* [Listed records]:
━━━━

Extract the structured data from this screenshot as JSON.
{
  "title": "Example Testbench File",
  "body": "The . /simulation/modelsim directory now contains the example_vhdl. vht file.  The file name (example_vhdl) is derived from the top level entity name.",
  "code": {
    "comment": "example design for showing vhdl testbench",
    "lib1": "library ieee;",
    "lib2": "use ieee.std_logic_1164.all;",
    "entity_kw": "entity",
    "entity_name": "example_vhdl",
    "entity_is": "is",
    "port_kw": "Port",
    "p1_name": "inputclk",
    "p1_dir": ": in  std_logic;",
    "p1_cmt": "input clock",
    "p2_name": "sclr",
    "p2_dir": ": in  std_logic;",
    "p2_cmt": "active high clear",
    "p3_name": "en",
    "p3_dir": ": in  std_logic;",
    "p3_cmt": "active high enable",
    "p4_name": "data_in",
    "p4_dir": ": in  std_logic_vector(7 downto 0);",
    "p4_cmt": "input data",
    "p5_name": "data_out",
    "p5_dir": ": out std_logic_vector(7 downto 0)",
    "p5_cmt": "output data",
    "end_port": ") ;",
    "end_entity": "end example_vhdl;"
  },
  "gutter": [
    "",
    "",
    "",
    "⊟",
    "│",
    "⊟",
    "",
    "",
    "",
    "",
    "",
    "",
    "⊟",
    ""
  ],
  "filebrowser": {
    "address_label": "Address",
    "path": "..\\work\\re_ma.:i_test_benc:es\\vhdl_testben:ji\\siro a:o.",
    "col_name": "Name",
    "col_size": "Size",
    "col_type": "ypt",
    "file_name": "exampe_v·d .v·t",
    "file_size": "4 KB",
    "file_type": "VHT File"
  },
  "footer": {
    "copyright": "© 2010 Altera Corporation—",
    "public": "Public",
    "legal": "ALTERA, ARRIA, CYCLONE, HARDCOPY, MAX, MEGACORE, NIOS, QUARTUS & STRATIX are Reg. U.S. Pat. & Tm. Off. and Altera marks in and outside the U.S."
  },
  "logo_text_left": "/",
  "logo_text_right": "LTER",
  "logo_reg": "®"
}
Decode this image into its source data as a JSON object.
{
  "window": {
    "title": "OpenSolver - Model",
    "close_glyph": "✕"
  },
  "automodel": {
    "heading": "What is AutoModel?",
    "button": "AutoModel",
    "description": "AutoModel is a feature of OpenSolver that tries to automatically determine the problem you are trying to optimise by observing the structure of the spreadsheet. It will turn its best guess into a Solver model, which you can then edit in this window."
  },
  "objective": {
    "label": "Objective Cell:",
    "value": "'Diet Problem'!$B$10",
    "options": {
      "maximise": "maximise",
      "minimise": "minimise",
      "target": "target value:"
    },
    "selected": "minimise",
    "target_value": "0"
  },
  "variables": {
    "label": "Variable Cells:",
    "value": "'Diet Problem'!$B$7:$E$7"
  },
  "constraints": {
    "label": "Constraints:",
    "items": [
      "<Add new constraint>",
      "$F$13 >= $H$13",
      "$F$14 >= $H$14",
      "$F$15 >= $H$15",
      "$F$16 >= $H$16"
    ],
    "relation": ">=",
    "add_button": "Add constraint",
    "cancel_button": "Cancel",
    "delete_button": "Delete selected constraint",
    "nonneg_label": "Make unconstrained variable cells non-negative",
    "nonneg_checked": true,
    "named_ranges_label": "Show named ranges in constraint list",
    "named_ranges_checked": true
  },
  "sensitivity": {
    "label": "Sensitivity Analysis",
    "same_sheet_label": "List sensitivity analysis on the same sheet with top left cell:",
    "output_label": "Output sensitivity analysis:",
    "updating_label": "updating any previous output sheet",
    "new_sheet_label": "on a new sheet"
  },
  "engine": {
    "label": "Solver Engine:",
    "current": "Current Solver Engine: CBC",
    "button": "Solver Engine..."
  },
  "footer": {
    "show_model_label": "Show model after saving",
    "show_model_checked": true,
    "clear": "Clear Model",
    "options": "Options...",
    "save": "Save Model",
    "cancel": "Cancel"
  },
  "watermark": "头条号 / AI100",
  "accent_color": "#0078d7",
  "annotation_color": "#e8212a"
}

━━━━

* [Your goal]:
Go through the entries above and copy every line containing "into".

* [Reply]:
Decode this image into its source data as a JSON object.
    "description": "AutoModel is a feature of OpenSolver that tries to automatically determine the problem you are trying to optimise by observing the structure of the spreadsheet. It will turn its best guess into a Solver model, which you can then edit in this window."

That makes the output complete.